The Movie War Games Inspired President Reagan To Take Cybersecurity Seriously
36 years ago today we learned that when it comes to nuclear war between superpowers “the only winning move is not to play.”
On this day, June 3rd, 1983, War Games starring Matthew Broderick hit big screens across the United States. The movie had all the staples of a 1980s Cold War techno-thriller—a super powerful, blunt, and ruthless military-industrial complex, cutting-edge tech way beyond reality for the time, computers and more computers, and of course, 'super kids' that play the film's protagonists and the main problem solvers. The movie actually spoke to an ever more glaring reality of the time, that a major nuclear exchange with the Soviet Union would end in a world-shattering loss of life. The film's most memorable line, voiced by a computer, underscored just how depraved the stakes were: "The only winning move is not to play."
At its core, War Games was about hacking and the vulnerability of networks and computers themselves. I mean, the whole plot begins with high school age Matthew Broderick's character hacking into NORAD's computer network from his early 1980s personal computer in his bedroom. This cyber vulnerability plot point ended up changing the course of U.S. national security events.
Fred Kaplan, author Dark Territory: The Secret History of Cyber War—also a guy who a Pulitzer Prize for outstanding journalism—recounts how President Reagan's screening of the film on June 4th, 1983 at Camp David ended up having a major impact on U.S. cybersecurity and defense policy going forward:
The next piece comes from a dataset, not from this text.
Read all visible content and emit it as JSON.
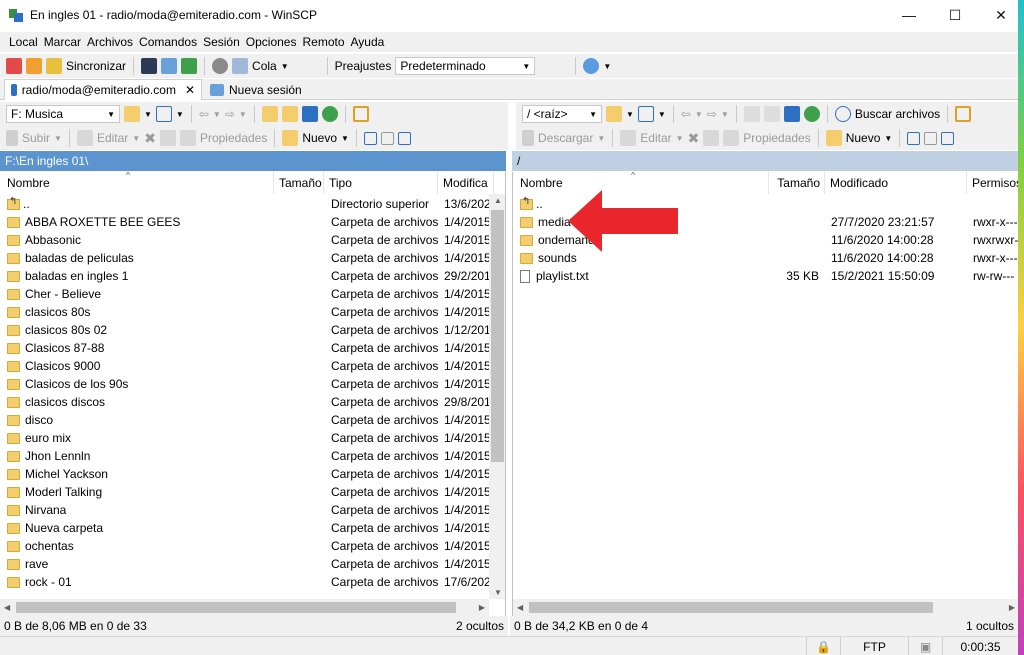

Yes, you read that right, the dawn of the U.S. government taking cybersecurity seriously across its entire enterprise, and especially its sprawling strategic command and control infrastructure, was largely born out of the movie War Games. You can read the groundbreaking 1984 directive that came out of the President's inquiry here. What's even more intriguing, is that War Games opened just three years to the day of one of the most dangerous moments in the Cold War, when the U.S. thought it was under attack by thousands of Soviet ballistic missiles. The cause of the near-apocalyptic false alarm? A $0.46 computer part.
War Games was a fun, but also a somewhat chilling movie, that unfortunately resonates once again as we sit on the precipice of another potential nuclear arms race. It's worth another viewing, if only to remind us that sometimes the only way to win the game is to not play it in the first place.
Contact the author: Tyler@thedrive.com